Stephen S. Roach is Managing Director and Chief Economist of Morgan Stanley, a leading global financial services firm. He has been widely recognized as one of Wall Street's most influential economists. His published research has covered a broad range of topics, with recent emphasis on globalization, the emergence of China, productivity, and the capital market implications of global imbalances. In his article "Commodities as an Asset Class," Mr. Roach questions the recent popularity of commodities as institutional investors around the globe have sharply adjusted their asset allocation strategies to reflect the sector. In so doing, he points out how much of the "bubble-like" qualities prevalent amongst the equities markets may now be exposed to the commodities markets as well.

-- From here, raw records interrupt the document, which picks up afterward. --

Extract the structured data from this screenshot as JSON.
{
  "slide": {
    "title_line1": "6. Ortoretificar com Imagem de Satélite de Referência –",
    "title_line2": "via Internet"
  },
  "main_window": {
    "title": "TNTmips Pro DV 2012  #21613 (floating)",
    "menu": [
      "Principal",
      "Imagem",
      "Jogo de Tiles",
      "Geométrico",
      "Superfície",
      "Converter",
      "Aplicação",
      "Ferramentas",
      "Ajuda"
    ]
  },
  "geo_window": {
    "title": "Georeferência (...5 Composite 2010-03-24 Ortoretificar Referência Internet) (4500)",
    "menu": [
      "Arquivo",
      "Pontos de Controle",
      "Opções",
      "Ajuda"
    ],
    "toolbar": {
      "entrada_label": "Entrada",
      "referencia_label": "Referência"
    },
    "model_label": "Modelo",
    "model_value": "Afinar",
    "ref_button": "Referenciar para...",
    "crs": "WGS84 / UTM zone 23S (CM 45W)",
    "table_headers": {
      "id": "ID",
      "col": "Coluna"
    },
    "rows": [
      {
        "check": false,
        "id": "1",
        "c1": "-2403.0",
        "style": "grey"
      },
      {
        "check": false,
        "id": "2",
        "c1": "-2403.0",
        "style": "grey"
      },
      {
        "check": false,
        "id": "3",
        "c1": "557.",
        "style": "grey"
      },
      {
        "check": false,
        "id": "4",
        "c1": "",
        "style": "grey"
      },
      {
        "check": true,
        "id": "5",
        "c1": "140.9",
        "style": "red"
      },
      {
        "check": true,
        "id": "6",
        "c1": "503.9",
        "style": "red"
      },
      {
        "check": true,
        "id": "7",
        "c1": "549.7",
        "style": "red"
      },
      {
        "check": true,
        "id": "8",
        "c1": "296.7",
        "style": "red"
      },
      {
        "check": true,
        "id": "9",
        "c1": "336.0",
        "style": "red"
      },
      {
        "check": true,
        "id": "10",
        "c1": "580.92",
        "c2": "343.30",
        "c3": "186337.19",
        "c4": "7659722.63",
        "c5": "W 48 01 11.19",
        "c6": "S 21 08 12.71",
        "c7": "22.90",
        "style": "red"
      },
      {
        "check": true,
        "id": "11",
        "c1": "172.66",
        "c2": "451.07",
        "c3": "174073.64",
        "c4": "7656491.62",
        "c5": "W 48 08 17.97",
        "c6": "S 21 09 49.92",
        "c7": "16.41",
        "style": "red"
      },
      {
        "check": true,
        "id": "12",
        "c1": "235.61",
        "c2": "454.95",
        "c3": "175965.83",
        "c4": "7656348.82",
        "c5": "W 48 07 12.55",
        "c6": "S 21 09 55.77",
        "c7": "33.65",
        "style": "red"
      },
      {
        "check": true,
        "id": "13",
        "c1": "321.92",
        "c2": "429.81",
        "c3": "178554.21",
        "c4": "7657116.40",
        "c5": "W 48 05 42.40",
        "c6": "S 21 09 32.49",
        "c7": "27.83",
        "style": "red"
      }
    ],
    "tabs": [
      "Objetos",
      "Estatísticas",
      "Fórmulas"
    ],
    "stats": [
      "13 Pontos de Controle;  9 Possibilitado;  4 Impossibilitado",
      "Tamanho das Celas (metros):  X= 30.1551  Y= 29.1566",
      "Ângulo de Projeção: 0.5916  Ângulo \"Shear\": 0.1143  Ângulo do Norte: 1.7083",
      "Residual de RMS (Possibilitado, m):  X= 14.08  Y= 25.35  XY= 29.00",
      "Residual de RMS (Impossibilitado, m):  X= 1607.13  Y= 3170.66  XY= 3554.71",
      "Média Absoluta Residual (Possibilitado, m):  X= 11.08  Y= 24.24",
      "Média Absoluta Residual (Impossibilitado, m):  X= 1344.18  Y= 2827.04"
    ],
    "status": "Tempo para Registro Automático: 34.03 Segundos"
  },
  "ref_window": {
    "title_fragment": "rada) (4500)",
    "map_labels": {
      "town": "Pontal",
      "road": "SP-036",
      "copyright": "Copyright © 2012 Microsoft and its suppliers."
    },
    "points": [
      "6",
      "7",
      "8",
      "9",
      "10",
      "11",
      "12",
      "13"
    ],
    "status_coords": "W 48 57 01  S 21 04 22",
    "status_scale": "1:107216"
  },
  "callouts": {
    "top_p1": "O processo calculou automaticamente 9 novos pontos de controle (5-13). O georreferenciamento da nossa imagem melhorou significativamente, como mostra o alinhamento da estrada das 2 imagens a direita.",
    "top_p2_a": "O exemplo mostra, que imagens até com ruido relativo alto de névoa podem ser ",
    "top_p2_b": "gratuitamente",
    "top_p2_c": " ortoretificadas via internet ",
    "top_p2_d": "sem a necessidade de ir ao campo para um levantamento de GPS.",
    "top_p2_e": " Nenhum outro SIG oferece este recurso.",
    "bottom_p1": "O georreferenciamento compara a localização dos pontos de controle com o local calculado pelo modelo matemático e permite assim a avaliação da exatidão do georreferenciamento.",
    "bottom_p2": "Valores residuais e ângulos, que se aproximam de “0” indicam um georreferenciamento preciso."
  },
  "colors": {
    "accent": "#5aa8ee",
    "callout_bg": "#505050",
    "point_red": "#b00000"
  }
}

I have been involved with commodity funds and managers for almost 20 years, and have seen a lot of fads come and go. I am a big fan of well researched traders and funds who have figured out how to find an edge. That edge is going to increasingly be important if you are going to thrive in the commodity world. Long only portfolios are going to be subject to increased volatility and quick movements, both up and down. You need to think carefully about your exposure in these markets.
This commentary should be read with an objective mind in the midst of vulnerable market conditions. I hope that you will find it to be "outside the box" thinking.